Harlan was prescient both on civil rights and on incorporation of the Bill of Rights into the Fourteenth Amendment, to apply them against the states,[7] a process called the Incorporation doctrine. Harlan also voted in favor of the constitutionality of an income tax.[8] He dissented from the Lochner v. New York (1905) decision that was later overturned. Harlan's rare misstep was to reject the Court's adoption of the rule of reason for the Sherman Antitrust Act in Standard Oil v. United States (1911), as reflected by Harlan's last published opinion.[9]

Harlan had a temper, and was known to read his dissents from the bench while wagging a finger at fellow Justices. He adhered to the Bible along with the U.S. Constitution, and kept both dear to his heart.

Liberal judge Oliver Wendell Holmes, Jr. disliked Harlan, calling him "the last of the tobacco-spitting judges" (which was a "time-honored tradition of the Court").[4] On the other hand, the more conservative justice David J. Brewer publicly said of Harlan, that he "believes implicitly in the Constitution. He goes to bed every night with one hand on the Constitution and the other on the Bible, and so sleeps the sweet sleep of justice and righteousness."[4]

Harlan wrote the majority opinion in Rosen v. United States (1896), an early Supreme Court case dealing with pornography. In it, he held against the pornographer and approved usage of the Hicklin test, which stated that obscenity was not protected by the First Amendment at all for any reason.

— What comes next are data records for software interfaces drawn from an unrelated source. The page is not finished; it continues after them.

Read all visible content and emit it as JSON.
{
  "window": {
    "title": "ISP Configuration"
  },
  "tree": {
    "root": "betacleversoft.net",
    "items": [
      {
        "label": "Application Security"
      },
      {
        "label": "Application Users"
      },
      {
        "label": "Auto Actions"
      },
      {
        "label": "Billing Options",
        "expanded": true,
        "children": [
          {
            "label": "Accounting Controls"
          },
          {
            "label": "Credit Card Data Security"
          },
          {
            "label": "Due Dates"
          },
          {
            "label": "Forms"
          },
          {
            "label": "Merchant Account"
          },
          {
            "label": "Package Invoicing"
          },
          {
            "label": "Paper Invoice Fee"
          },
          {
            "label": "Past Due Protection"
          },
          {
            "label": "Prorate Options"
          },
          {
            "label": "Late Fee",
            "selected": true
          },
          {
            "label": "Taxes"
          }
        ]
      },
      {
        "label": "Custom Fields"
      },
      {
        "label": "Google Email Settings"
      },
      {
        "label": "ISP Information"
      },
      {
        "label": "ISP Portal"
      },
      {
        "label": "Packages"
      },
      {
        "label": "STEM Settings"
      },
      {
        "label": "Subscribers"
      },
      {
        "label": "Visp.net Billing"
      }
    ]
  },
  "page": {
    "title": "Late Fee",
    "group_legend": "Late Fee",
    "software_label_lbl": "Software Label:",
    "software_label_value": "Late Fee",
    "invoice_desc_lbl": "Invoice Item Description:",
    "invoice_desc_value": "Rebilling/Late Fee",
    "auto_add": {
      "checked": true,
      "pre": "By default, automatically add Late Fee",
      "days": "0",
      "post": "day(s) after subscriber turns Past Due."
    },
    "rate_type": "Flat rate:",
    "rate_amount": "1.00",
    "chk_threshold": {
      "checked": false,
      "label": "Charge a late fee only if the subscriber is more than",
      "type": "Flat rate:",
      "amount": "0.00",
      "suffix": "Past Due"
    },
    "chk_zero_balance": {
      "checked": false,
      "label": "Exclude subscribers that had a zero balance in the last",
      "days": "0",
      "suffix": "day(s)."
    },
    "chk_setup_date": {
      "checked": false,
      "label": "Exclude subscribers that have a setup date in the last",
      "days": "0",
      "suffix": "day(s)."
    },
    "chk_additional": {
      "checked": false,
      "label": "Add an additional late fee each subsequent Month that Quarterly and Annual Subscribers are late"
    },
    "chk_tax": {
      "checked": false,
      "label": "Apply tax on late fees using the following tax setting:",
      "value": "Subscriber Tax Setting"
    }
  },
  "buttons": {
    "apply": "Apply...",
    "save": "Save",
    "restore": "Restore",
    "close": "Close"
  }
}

Personal life

Harlan near the end of his life.

In 1856, after "a two-year, long-distance engagement," Harlan was married to Malvina French "Mallie" Shanklin.[4] Together they had six children.[4] They were married until his death in 1911.

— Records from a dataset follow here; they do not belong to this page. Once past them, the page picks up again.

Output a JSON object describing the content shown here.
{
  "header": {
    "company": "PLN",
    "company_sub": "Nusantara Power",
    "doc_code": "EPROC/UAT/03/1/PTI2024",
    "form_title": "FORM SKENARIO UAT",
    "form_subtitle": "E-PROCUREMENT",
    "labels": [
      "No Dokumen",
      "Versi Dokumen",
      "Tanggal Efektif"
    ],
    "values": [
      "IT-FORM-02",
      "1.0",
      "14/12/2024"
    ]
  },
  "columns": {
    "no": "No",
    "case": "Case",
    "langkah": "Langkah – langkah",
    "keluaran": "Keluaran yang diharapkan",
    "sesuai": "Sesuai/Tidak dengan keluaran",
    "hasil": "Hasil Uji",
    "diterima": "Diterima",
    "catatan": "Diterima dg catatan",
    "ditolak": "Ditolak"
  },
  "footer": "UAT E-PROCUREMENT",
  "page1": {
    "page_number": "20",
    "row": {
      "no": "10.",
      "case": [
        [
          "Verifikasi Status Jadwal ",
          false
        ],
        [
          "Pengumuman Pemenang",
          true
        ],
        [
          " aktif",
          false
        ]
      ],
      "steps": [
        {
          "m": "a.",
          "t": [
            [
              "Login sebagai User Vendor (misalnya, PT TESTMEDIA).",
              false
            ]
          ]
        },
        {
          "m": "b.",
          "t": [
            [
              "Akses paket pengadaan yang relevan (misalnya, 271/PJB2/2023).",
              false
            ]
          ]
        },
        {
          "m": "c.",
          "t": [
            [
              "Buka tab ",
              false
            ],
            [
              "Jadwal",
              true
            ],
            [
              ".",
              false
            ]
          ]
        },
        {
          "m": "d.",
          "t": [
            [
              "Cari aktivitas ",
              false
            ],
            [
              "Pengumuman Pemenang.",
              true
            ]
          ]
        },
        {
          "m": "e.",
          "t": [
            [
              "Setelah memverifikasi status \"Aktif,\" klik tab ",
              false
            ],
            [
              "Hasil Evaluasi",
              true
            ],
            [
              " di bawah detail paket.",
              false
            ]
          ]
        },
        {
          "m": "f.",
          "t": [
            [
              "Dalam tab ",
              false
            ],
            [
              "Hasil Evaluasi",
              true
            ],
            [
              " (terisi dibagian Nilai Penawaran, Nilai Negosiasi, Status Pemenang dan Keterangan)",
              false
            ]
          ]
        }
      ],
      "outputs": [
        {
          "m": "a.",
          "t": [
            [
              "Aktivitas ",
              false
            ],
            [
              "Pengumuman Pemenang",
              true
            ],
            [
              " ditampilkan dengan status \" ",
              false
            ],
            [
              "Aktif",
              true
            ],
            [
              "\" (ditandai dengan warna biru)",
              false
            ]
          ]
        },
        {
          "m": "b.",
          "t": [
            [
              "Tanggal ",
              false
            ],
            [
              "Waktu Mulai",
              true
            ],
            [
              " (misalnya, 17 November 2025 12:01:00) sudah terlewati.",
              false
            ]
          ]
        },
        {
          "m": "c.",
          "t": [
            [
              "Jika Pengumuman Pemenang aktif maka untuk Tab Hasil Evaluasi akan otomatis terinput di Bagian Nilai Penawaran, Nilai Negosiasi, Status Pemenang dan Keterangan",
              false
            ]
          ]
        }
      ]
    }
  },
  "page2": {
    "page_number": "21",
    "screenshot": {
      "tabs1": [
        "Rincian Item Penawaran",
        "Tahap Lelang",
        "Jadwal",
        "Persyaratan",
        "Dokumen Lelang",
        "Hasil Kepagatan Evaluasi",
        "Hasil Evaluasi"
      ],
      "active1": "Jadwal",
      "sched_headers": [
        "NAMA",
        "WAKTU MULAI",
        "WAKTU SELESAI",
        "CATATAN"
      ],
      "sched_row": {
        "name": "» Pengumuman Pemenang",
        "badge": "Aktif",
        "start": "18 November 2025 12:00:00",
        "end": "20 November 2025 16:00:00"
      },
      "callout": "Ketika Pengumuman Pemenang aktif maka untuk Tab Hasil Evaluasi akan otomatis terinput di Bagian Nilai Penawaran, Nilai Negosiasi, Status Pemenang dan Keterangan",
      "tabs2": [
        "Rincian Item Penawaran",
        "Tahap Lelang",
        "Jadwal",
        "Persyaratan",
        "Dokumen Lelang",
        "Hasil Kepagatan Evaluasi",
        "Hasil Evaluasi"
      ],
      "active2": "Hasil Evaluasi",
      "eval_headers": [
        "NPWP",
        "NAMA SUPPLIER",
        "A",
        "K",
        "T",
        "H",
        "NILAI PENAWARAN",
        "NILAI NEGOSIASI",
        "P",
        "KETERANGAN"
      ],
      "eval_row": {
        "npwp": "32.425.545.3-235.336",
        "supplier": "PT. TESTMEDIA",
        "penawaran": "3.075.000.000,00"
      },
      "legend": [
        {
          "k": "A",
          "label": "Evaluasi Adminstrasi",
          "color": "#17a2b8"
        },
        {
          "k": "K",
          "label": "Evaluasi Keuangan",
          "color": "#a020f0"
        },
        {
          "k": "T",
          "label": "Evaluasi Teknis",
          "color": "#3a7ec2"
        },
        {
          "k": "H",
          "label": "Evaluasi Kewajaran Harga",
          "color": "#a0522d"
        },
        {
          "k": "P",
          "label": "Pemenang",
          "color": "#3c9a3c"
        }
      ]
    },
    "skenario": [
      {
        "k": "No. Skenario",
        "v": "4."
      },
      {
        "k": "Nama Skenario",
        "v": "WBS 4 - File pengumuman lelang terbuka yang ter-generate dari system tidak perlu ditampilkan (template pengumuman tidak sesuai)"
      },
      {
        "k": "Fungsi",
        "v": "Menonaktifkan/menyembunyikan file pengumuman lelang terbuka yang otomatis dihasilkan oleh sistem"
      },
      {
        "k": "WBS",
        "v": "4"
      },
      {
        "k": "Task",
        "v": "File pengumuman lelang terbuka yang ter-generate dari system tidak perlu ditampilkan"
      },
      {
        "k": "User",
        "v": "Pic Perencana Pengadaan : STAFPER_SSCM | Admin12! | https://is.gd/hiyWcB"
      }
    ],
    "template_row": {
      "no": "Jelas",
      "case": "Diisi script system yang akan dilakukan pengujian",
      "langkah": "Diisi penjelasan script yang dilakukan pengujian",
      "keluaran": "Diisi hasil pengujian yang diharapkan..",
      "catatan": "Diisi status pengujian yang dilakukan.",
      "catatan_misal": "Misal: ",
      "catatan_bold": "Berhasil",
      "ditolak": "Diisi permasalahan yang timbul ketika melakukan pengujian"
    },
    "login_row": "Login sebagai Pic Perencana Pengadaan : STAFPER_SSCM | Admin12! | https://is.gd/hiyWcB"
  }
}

A conservative, fundamentalist Christian, Harlan's Christian beliefs strongly shaped his views during his tenure as Supreme Court justice.[6][10] During his time on the Supreme Court, he was an elder at the New York Avenue Presbyterian Church in Washington D.C.,[11] and there he taught a Sunday school class of middle aged men from 1896 until his death in 1911.[4][11] In addition to this, he was a lecturer at Columbian Law School from 1889 to 1911.[4]


On March 12, 1906, Harlan donated a King James Version Bible to the Supreme Court.[12] This Bible had become known as the "Harlan Bible," and, as of 2015, has been signed by every succeeding Supreme Court justice after taking the oath of office.[12] As of 2015, the American Judicial Alliance (AJA), a Christian judicial organization, is attempting to place a copy of the Harlan Bible in every courtroom in the United States.[13][14]

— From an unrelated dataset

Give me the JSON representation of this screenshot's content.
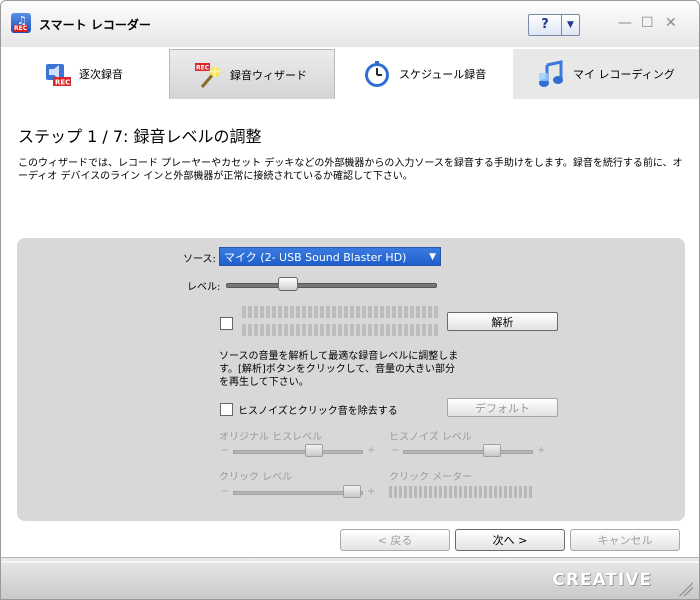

Harlan's grandson John Marshall Harlan II was also a justice of United States Supreme Court.


  1. 1.0 1.1 "John M. Harlan". Oyez. Chicago-Kent College of Law at Illinois Tech, n.d. Aug 27, 2016.
  3. Plessy v. Ferguson, 163 U.S. 537, 562, 16 S. Ct. 1138, 1147 (1896)
  4. 4.00 4.01 4.02 4.03 4.04 4.05 4.06 4.07 4.08 4.09 4.10 4.11 4.12 4.13 4.14 4.15 4.16 4.17 4.18 4.19 4.20 4.21 4.22 4.23 4.24 4.25 4.26 4.27 4.28 4.29 4.30 4.31 4.32 4.33 John Marshall Harlan. American National Biography Online. Retrieved August 27, 2016.
  5. HARLAN, James, (1800 - 1863). Biographical Directory of the United States Congress. Retrieved August 27, 2016.
  6. 6.0 6.1 6.2 John Marshall Harlan - Supreme Court History. December 2006. Retrieved August 27, 2016.
  7. Hurtado v. California (1884).
  8. Pollock v. Farmers' Loan & Trust Co. (1895).
  9. United States v. American Tobacco Co. (1911).
  10. Przybyszewski (1999), pgs. 47–60.
  11. 11.0 11.1 Przybyszewski (1999), p. 48.
  12. 12.0 12.1 "“Harlan Bible” Day – March 12 (1906)", American Judicial Alliance, March 12, 2008. Retrieved on October 24, 2015. 
  13. "Lawyers Present Commemorative Bible to Chautauqua County Court", The Observer, November 4, 2012. Retrieved on October 24, 2015. 
  14. "Bible Project", American Judicial Alliance. Retrieved on October 24, 2015. 


Przybyszewski, Linda (1999). The Republic According to John Marshall Harlan. Chapel Hill, NC: University of North Carolina Press. ISBN 0-8078-4789-5. 

External links

  • Biography according to The Supreme Court Historical Society